It is a chapel. Small, hardly the size of a barn. A cube of rough cut stone. Superbly isolated, but sitting on historically hallowed ground. Old enough to carry memories. Although unprepossessing, it is not neglected. Its doors and windows are freshly painted white, and on the window sill a candle has recently melted. People of faith and hope walk from afar, enter it just once a year, looking for comfort, and to pray. The rest of the time, the chapel stands witness to the rumors of the swirling winds. It is the Church of Mar Moussa El Habchi in Bisri, Lebanon, but it could well be anywhere in the world. The chapel also sits on the foot print of a planned dam on the Awali river and the resulting reservoir will provide a critical water supply to the nearly 2 million people of the greater Beirut area who receive only three hours of water a day during more than half a year.
And yet, modest as it is, this structure – a Maronite chapel – triggers emotions that may seem disproportional. Emotions underpinned by the spirituality and history of the place, by the childhood memories of the local people that remember quiet Easter midnight ceremonies or spiritual experiences. Many of them have moved away to town, to Beirut, but maintain a summer retreat in the villages of the area and are keen to see that their beloved chapel is fairly treated. The consultations held during the Environmental and Social Impact Assesment have been very emotional and clear on the issue and more recently, the mayor of Mazraat el Dhar village is adamant: "Nothing moves on the dam site until the chapel is moved!"
The relocation of the chapel is in itself an emotional process. It is moving to see how all stakeholders come together to make sure this happens and that it happens well. The church hierarchy, the two or three local communities involved and the central government representatives are all actively working together,
amiably, to decide on the best spot and the technical details of relocation. And the Bank? Well, as Country Director Ferid Belhaj says, "in water, there is life, and life without its spiritual depth means nothing. Working closely with the communities, we will do our utmost to grant people access to much needed water, and preserve priceless and irreplaceable religious heritage".
The whole thing now makes us revisit "philosophically" the spirit of the cultural heritage policy. Is the value of the chapel a tangible or an intangible one? One dimension of it are indeed the spiritual and emotional values, the nurturing way stakeholders come together to preserve their cultural heritage.
This may appear in the first instance in conflict with the Bank's safeguard policy on cultural heritage, OP 4.11 which mentions specifically only the pysical properties that have a cultural, hystorical value. In our case, a modest structure with no great monetary compensation value - the "tangible" cultural assets.

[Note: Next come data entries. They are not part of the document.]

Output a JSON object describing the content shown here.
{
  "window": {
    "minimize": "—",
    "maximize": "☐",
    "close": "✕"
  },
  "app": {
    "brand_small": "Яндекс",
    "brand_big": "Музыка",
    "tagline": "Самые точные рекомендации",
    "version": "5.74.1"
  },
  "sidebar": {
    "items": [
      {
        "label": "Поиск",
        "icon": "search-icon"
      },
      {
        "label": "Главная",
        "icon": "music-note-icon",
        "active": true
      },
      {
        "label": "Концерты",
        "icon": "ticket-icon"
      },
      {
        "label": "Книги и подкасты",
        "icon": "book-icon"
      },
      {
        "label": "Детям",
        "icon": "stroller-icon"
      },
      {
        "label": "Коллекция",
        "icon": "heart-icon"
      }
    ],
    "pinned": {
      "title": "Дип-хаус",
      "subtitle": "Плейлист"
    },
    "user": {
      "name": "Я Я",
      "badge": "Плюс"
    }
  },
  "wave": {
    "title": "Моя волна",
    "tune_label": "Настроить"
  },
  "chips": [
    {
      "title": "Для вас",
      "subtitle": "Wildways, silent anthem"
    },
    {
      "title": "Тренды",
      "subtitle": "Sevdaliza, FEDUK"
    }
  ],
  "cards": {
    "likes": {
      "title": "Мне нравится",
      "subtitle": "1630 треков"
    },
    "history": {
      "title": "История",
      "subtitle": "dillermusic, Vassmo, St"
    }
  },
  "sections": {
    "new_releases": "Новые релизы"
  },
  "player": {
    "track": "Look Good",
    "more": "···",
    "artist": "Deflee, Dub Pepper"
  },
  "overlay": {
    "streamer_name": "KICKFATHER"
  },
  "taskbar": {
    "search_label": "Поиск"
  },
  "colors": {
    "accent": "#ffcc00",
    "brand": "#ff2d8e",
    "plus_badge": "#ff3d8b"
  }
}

However, our independent panel of experts and the projects own consultants have been insistent on the need to take into consideration the "intangible cultural heritage" which is generally perceived as the traditions, the oral history, folk stories, etc. This focus on "intangibles " was received at first with reservation. After all, OP 4.11 only mentions properties! And, in addition, there is practically nobody living on the footprint of the project to collect stories or traditions…And still, isn't the affection of the villagers for their chapel a strong intangible value? Isn't the very story we tell, the story of the relocation, a wonderful story to be told and re-told to future generations?
The chapel of Mar-Moussa is an example where the focus of OP 4.11 on "cultural property" is surpassed by the "cultural value" and possibly the spiritual value, of the intangible heritage. And this is certainly not the only case and should provide food for thought in future cases.
In the case of Bisri, our antennas are already up and running. The villagers of Marzat el Chouf are already talking of their emotional attachment to the lands in the area of the reservoir that cover an ancient town. Of which just four marble columns penetrate the cover of sediments, signaling a still mysterious presence.